### PROBLEM
Repeat the data exactly as given below, dropping every picture.

### RECORD EXTRACTS
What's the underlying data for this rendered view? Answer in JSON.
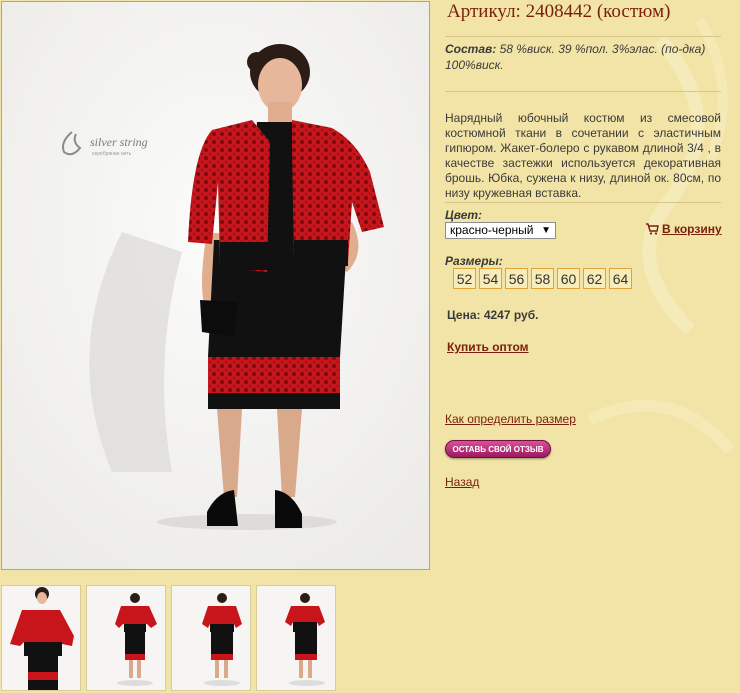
{
  "product": {
    "title": "Артикул: 2408442 (костюм)",
    "composition_label": "Состав:",
    "composition_value": " 58 %виск. 39 %пол. 3%элас. (по-дка) 100%виск.",
    "description": "Нарядный юбочный костюм из смесовой костюмной ткани в сочетании с эластичным гипюром. Жакет-болеро с рукавом длиной 3/4 , в качестве застежки используется декоративная брошь. Юбка, сужена к низу, длиной ок. 80см, по низу кружевная вставка.",
    "color_label": "Цвет:",
    "color_value": "красно-черный",
    "cart_label": "В корзину",
    "sizes_label": "Размеры:",
    "sizes": [
      "52",
      "54",
      "56",
      "58",
      "60",
      "62",
      "64"
    ],
    "price": "Цена: 4247 руб.",
    "wholesale_label": "Купить оптом",
    "how_size_label": "Как определить размер",
    "review_label": "ОСТАВЬ СВОЙ ОТЗЫВ",
    "back_label": "Назад"
  },
  "photo": {
    "logo_text": "silver string",
    "logo_sub": "серебряная нить"
  },
  "colors": {
    "background": "#f2e4a6",
    "accent": "#7a1f0c",
    "lace_red": "#c8151b",
    "size_border": "#e3a235"
  },
  "icons": {
    "cart": "cart-icon",
    "dropdown": "chevron-down-icon"
  }
}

### EXPECTED ANSWER
What's the underlying data for this rendered view? Answer in JSON.
{
  "product": {
    "title": "Артикул: 2408442 (костюм)",
    "composition_label": "Состав:",
    "composition_value": " 58 %виск. 39 %пол. 3%элас. (по-дка) 100%виск.",
    "description": "Нарядный юбочный костюм из смесовой костюмной ткани в сочетании с эластичным гипюром. Жакет-болеро с рукавом длиной 3/4 , в качестве застежки используется декоративная брошь. Юбка, сужена к низу, длиной ок. 80см, по низу кружевная вставка.",
    "color_label": "Цвет:",
    "color_value": "красно-черный",
    "cart_label": "В корзину",
    "sizes_label": "Размеры:",
    "sizes": [
      "52",
      "54",
      "56",
      "58",
      "60",
      "62",
      "64"
    ],
    "price": "Цена: 4247 руб.",
    "wholesale_label": "Купить оптом",
    "how_size_label": "Как определить размер",
    "review_label": "ОСТАВЬ СВОЙ ОТЗЫВ",
    "back_label": "Назад"
  },
  "photo": {
    "logo_text": "silver string",
    "logo_sub": "серебряная нить"
  },
  "colors": {
    "background": "#f2e4a6",
    "accent": "#7a1f0c",
    "lace_red": "#c8151b",
    "size_border": "#e3a235"
  },
  "icons": {
    "cart": "cart-icon",
    "dropdown": "chevron-down-icon"
  }
}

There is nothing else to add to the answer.